Recorded data START
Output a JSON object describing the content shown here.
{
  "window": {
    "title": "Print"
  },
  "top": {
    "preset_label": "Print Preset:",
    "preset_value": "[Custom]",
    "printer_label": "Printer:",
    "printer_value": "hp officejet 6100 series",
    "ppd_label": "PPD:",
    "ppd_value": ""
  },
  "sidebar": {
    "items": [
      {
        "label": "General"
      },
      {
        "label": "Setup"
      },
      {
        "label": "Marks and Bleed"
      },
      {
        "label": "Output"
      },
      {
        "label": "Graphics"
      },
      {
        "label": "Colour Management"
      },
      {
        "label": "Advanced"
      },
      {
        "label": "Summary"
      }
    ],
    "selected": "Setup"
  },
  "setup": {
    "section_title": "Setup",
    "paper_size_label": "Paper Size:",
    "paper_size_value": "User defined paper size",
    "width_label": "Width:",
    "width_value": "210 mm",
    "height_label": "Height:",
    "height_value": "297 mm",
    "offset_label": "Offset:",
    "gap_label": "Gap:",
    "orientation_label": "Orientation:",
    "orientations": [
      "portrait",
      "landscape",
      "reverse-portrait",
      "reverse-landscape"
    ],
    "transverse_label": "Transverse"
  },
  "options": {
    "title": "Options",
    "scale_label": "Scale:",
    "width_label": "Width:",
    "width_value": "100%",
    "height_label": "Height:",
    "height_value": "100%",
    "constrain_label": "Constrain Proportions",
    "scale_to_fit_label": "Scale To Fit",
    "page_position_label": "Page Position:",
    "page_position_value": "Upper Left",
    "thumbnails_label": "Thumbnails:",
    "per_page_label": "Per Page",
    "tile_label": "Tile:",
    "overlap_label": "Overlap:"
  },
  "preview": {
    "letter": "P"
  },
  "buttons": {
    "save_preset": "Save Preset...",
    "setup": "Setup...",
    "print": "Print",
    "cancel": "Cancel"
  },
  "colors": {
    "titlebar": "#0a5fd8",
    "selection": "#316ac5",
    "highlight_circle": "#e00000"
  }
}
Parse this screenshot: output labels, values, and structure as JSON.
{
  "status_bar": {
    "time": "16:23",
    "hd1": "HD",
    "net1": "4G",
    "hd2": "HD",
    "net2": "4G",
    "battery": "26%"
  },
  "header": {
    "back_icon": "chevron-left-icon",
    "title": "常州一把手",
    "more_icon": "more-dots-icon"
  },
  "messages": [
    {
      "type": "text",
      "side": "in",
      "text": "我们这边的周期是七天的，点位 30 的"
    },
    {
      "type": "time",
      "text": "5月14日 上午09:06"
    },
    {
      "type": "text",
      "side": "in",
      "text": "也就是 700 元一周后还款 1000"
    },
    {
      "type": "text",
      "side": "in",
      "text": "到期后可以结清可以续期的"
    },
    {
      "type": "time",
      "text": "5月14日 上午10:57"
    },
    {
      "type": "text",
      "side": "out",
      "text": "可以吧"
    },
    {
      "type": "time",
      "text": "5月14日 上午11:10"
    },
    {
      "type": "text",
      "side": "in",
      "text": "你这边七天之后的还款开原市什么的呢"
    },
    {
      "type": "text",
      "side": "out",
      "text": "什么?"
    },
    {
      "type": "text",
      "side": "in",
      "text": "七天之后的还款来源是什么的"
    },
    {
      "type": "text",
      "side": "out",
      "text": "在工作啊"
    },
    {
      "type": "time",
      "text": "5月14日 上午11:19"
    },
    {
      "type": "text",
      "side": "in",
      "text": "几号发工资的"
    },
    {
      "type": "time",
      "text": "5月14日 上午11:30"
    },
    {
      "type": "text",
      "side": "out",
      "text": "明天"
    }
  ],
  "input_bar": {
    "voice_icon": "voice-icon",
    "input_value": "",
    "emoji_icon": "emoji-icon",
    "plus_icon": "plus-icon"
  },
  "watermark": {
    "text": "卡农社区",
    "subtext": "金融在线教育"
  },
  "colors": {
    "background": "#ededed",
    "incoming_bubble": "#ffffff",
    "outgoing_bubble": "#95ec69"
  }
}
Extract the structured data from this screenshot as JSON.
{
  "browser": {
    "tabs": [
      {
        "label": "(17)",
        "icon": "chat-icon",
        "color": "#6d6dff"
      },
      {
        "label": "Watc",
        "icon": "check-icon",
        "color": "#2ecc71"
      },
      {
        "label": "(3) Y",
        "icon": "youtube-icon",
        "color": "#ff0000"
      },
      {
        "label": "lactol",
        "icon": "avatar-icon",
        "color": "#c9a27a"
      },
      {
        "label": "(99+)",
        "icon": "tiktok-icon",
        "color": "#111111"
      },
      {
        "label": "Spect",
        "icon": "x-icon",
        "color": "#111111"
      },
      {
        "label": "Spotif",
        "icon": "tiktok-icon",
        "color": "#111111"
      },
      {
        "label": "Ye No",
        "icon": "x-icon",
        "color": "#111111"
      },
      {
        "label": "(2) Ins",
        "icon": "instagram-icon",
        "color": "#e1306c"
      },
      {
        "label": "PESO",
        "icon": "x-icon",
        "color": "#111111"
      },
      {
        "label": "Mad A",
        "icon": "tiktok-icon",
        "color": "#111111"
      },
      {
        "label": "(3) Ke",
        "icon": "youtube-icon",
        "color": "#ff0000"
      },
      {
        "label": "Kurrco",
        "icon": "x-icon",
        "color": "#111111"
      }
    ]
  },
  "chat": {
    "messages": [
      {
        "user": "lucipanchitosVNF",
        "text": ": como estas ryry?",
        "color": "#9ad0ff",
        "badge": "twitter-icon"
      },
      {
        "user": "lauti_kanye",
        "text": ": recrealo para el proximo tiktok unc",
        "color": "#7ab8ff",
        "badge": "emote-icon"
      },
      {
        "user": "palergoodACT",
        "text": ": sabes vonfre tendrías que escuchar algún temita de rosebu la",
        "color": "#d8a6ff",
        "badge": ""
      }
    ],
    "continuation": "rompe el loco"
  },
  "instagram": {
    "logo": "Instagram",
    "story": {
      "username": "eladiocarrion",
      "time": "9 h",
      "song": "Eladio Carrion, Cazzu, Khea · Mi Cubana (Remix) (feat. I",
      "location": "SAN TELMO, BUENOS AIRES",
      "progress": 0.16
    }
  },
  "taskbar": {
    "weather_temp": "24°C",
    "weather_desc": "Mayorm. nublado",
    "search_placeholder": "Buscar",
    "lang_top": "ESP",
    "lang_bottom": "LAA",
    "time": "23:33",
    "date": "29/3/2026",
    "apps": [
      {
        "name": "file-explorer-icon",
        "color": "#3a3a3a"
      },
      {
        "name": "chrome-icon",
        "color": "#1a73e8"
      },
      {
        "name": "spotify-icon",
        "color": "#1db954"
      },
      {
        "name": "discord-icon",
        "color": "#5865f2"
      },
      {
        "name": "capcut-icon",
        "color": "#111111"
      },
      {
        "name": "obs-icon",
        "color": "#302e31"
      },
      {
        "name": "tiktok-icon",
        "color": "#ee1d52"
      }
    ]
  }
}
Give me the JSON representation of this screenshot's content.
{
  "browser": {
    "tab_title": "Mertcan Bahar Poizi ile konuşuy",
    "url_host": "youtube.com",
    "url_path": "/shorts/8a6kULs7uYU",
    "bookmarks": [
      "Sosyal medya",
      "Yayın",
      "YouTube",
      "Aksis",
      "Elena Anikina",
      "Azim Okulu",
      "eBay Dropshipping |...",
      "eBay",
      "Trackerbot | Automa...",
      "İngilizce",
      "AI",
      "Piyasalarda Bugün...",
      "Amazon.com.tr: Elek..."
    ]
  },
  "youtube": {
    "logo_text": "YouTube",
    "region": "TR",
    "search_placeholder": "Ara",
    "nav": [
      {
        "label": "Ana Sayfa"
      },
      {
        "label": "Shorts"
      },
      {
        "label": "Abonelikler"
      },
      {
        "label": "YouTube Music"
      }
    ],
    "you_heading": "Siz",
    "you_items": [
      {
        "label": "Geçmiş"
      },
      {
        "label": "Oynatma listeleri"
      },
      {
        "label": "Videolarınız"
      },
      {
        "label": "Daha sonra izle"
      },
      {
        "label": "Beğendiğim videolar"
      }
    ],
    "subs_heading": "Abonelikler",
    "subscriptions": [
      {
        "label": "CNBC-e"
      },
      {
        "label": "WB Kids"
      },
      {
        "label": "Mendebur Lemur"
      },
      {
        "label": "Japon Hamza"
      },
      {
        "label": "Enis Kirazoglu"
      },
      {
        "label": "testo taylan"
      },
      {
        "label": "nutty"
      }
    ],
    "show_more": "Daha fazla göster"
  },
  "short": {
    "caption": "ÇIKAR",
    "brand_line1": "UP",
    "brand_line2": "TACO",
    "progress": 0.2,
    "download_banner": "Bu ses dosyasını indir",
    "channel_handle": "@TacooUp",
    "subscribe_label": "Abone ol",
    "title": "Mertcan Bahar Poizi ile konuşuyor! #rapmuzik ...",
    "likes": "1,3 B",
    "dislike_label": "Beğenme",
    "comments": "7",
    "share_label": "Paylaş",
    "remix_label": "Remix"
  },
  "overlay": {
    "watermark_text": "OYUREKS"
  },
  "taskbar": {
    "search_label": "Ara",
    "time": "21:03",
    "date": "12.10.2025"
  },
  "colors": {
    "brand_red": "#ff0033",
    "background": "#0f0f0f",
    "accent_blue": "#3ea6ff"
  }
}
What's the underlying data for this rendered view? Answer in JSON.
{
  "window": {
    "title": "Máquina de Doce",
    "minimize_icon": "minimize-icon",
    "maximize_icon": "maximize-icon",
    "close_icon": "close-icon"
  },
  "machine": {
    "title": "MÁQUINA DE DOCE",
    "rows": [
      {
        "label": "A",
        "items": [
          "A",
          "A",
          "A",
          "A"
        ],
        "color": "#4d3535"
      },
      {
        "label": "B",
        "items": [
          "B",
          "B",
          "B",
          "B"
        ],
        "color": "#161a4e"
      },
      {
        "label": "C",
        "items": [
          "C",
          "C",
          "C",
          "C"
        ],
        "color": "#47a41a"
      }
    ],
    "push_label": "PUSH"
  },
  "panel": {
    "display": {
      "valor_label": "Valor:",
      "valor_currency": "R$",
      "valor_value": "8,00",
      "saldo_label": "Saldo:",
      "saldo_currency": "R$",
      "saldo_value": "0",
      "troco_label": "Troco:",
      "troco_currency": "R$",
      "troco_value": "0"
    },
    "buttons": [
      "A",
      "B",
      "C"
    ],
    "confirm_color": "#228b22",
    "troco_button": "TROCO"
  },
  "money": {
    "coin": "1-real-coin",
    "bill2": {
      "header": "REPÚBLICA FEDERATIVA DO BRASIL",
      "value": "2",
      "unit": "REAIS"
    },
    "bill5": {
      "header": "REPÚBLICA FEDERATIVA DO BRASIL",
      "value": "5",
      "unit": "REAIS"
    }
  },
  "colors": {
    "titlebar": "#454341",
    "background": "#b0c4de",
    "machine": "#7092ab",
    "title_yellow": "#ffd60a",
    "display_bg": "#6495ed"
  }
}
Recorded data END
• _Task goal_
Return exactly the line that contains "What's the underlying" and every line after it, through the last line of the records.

• _Written reply_
What's the underlying data for this rendered view? Answer in JSON.
{
  "window": {
    "title": "Máquina de Doce",
    "minimize_icon": "minimize-icon",
    "maximize_icon": "maximize-icon",
    "close_icon": "close-icon"
  },
  "machine": {
    "title": "MÁQUINA DE DOCE",
    "rows": [
      {
        "label": "A",
        "items": [
          "A",
          "A",
          "A",
          "A"
        ],
        "color": "#4d3535"
      },
      {
        "label": "B",
        "items": [
          "B",
          "B",
          "B",
          "B"
        ],
        "color": "#161a4e"
      },
      {
        "label": "C",
        "items": [
          "C",
          "C",
          "C",
          "C"
        ],
        "color": "#47a41a"
      }
    ],
    "push_label": "PUSH"
  },
  "panel": {
    "display": {
      "valor_label": "Valor:",
      "valor_currency": "R$",
      "valor_value": "8,00",
      "saldo_label": "Saldo:",
      "saldo_currency": "R$",
      "saldo_value": "0",
      "troco_label": "Troco:",
      "troco_currency": "R$",
      "troco_value": "0"
    },
    "buttons": [
      "A",
      "B",
      "C"
    ],
    "confirm_color": "#228b22",
    "troco_button": "TROCO"
  },
  "money": {
    "coin": "1-real-coin",
    "bill2": {
      "header": "REPÚBLICA FEDERATIVA DO BRASIL",
      "value": "2",
      "unit": "REAIS"
    },
    "bill5": {
      "header": "REPÚBLICA FEDERATIVA DO BRASIL",
      "value": "5",
      "unit": "REAIS"
    }
  },
  "colors": {
    "titlebar": "#454341",
    "background": "#b0c4de",
    "machine": "#7092ab",
    "title_yellow": "#ffd60a",
    "display_bg": "#6495ed"
  }
}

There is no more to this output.